The Chapel Hill Police Department recently purchased a number of body cameras that will be used this fall, and spokesperson Lt. Josh Mecimore said the clarification the new law provides was necessary.
“In-car footage is not a considered public record,” Mecimore said. “It was unclear whether body camera footage was different. All this law does is clarify that.”
Despite the reasoning, some groups have their concerns about how the law will restrict the public’s access to body camera footage.
In a statement written by the American Civil Liberties Union of North Carolina, the group said, “In order to ensure that body cameras are an effective tool to promote transparency and accountability while at the same time protecting law enforcement from frivolous accusations of misconduct, the public must be able to access recordings when the recordings depict a matter of public interest. Under HB972, this access is far from guaranteed.”
Despite these concerns, the ACLU praised the use of body cameras, calling them a win-win for both law enforcement and the public.
With a growing outcry for police transparency, more and more police departments in Orange County have begun to test and implement the use of body cameras. Currently the UNC Department of Public Safety and the Hillsborough Police Department are the only departments in Orange County to use body cameras.
According to Lt. Davis Trimmer of the Hillsborough Police Department, the department has been using body cameras for about a year and a half.

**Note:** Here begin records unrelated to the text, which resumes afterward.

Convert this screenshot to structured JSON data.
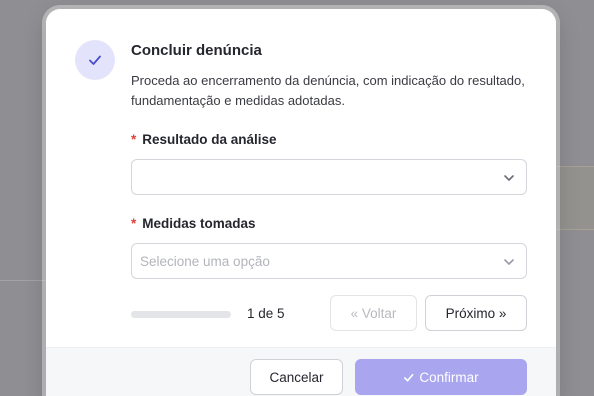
{
  "dialog": {
    "title": "Concluir denúncia",
    "description": "Proceda ao encerramento da denúncia, com indicação do resultado, fundamentação e medidas adotadas."
  },
  "fields": {
    "result": {
      "required_mark": "*",
      "label": "Resultado da análise",
      "value": ""
    },
    "measures": {
      "required_mark": "*",
      "label": "Medidas tomadas",
      "placeholder": "Selecione uma opção"
    }
  },
  "pagination": {
    "current": 1,
    "total": 5,
    "indicator": "1 de 5",
    "progress_fraction": 0.2,
    "back_label": "« Voltar",
    "next_label": "Próximo »"
  },
  "footer": {
    "cancel_label": "Cancelar",
    "confirm_label": "Confirmar"
  },
  "colors": {
    "accent": "#5b5bd6",
    "confirm_disabled": "#a9a6ef",
    "required": "#e0413b",
    "icon_bg": "#e3e4fb"
  },
  "icons": {
    "status": "check-icon",
    "dropdown": "chevron-down-icon",
    "confirm": "check-icon"
  }
}
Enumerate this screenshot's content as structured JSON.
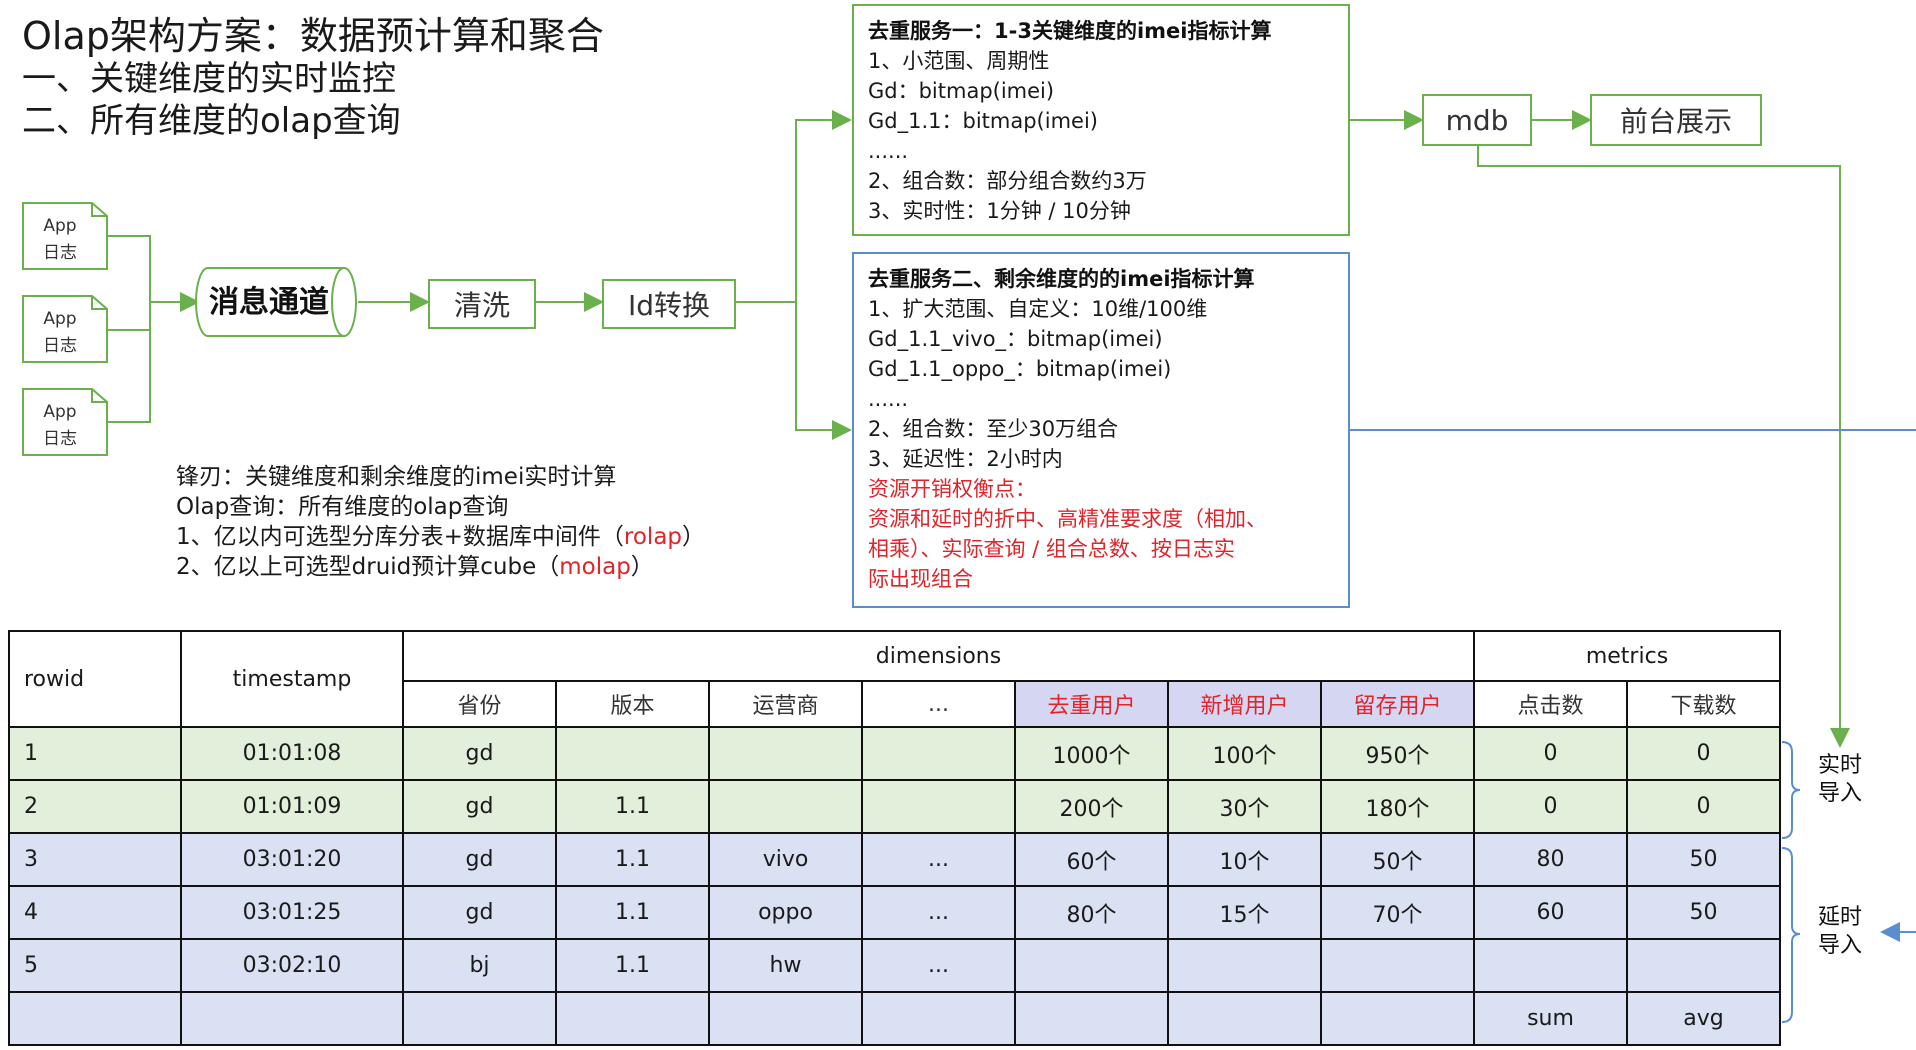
{
  "title": {
    "main": "Olap架构方案：数据预计算和聚合",
    "line1": "一、关键维度的实时监控",
    "line2": "二、所有维度的olap查询"
  },
  "sources": [
    {
      "line1": "App",
      "line2": "日志"
    },
    {
      "line1": "App",
      "line2": "日志"
    },
    {
      "line1": "App",
      "line2": "日志"
    }
  ],
  "pipeline": {
    "channel": "消息通道",
    "clean": "清洗",
    "id_convert": "Id转换",
    "mdb": "mdb",
    "frontend": "前台展示"
  },
  "service1": {
    "title": "去重服务一：1-3关键维度的imei指标计算",
    "lines": [
      "1、小范围、周期性",
      "Gd：bitmap(imei)",
      "Gd_1.1：bitmap(imei)",
      "......",
      "2、组合数：部分组合数约3万",
      "3、实时性：1分钟 / 10分钟"
    ]
  },
  "service2": {
    "title": "去重服务二、剩余维度的的imei指标计算",
    "lines": [
      "1、扩大范围、自定义：10维/100维",
      "Gd_1.1_vivo_：bitmap(imei)",
      "Gd_1.1_oppo_：bitmap(imei)",
      "......",
      "2、组合数：至少30万组合",
      "3、延迟性：2小时内"
    ],
    "red_lines": [
      "资源开销权衡点：",
      "资源和延时的折中、高精准要求度（相加、",
      "相乘）、实际查询 / 组合总数、按日志实",
      "际出现组合"
    ]
  },
  "notes": {
    "line1": "锋刃：关键维度和剩余维度的imei实时计算",
    "line2": "Olap查询：所有维度的olap查询",
    "line3_prefix": "1、亿以内可选型分库分表+数据库中间件（",
    "line3_red": "rolap",
    "line3_suffix": "）",
    "line4_prefix": "2、亿以上可选型druid预计算cube（",
    "line4_red": "molap",
    "line4_suffix": "）"
  },
  "table": {
    "col_rowid": "rowid",
    "col_timestamp": "timestamp",
    "group_dimensions": "dimensions",
    "group_metrics": "metrics",
    "sub_headers": [
      "省份",
      "版本",
      "运营商",
      "...",
      "去重用户",
      "新增用户",
      "留存用户",
      "点击数",
      "下载数"
    ],
    "rows": [
      [
        "1",
        "01:01:08",
        "gd",
        "",
        "",
        "",
        "1000个",
        "100个",
        "950个",
        "0",
        "0"
      ],
      [
        "2",
        "01:01:09",
        "gd",
        "1.1",
        "",
        "",
        "200个",
        "30个",
        "180个",
        "0",
        "0"
      ],
      [
        "3",
        "03:01:20",
        "gd",
        "1.1",
        "vivo",
        "...",
        "60个",
        "10个",
        "50个",
        "80",
        "50"
      ],
      [
        "4",
        "03:01:25",
        "gd",
        "1.1",
        "oppo",
        "...",
        "80个",
        "15个",
        "70个",
        "60",
        "50"
      ],
      [
        "5",
        "03:02:10",
        "bj",
        "1.1",
        "hw",
        "...",
        "",
        "",
        "",
        "",
        ""
      ],
      [
        "",
        "",
        "",
        "",
        "",
        "",
        "",
        "",
        "",
        "sum",
        "avg"
      ]
    ]
  },
  "side_labels": {
    "realtime_l1": "实时",
    "realtime_l2": "导入",
    "delayed_l1": "延时",
    "delayed_l2": "导入"
  },
  "colors": {
    "green_border": "#6ab04c",
    "blue_border": "#5b8ed1",
    "red_text": "#e0242a",
    "row_green": "#e2efda",
    "row_blue": "#d9e1f2",
    "header_highlight": "#d4d6f2"
  }
}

The Carrboro Police Department said they have been evaluating body cameras and the Orange County Sheriff’s Office said they do not currently use body cameras.
HB972 will go into effect Oct. 1.